EXERCISE PROMPT
Please copy out all lines of the entries that contain the word "title".

TASK INPUT

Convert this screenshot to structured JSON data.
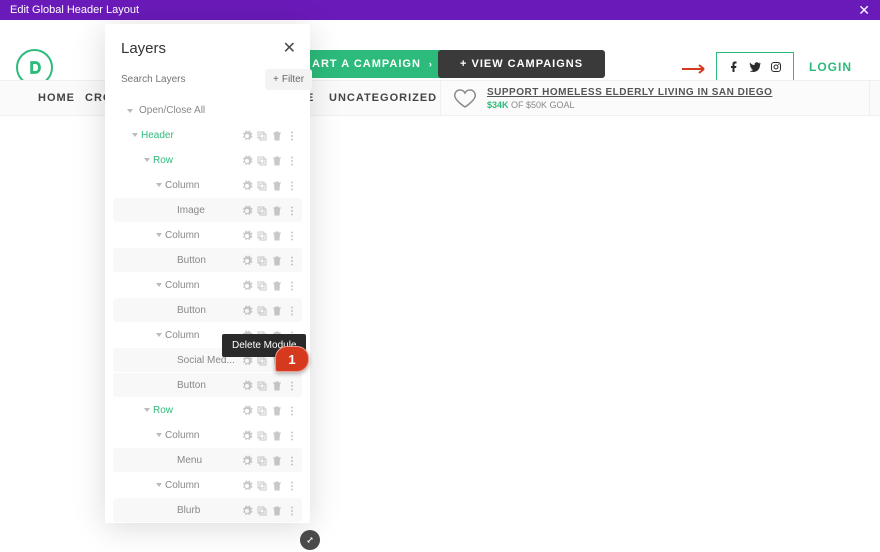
{
  "topbar": {
    "title": "Edit Global Header Layout",
    "close": "✕"
  },
  "header": {
    "start_campaign": "ART A CAMPAIGN",
    "view_campaigns": "+ VIEW CAMPAIGNS",
    "login": "LOGIN"
  },
  "nav": {
    "home": "HOME",
    "cro": "CRO",
    "e": "E",
    "uncategorized": "UNCATEGORIZED"
  },
  "campaign": {
    "title": "SUPPORT HOMELESS ELDERLY LIVING IN SAN DIEGO",
    "amount": "$34K",
    "goal_rest": " OF $50K GOAL"
  },
  "layers": {
    "title": "Layers",
    "search_placeholder": "Search Layers",
    "filter": "Filter",
    "open_close_all": "Open/Close All",
    "items": {
      "header": "Header",
      "row": "Row",
      "column": "Column",
      "image": "Image",
      "button": "Button",
      "social": "Social Med...",
      "menu": "Menu",
      "blurb": "Blurb"
    }
  },
  "tooltip": "Delete Module",
  "callout": "1"
}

SOLUTION FOR THIS PROBLEM
    "title": "Edit Global Header Layout",
    "title": "SUPPORT HOMELESS ELDERLY LIVING IN SAN DIEGO",
    "title": "Layers",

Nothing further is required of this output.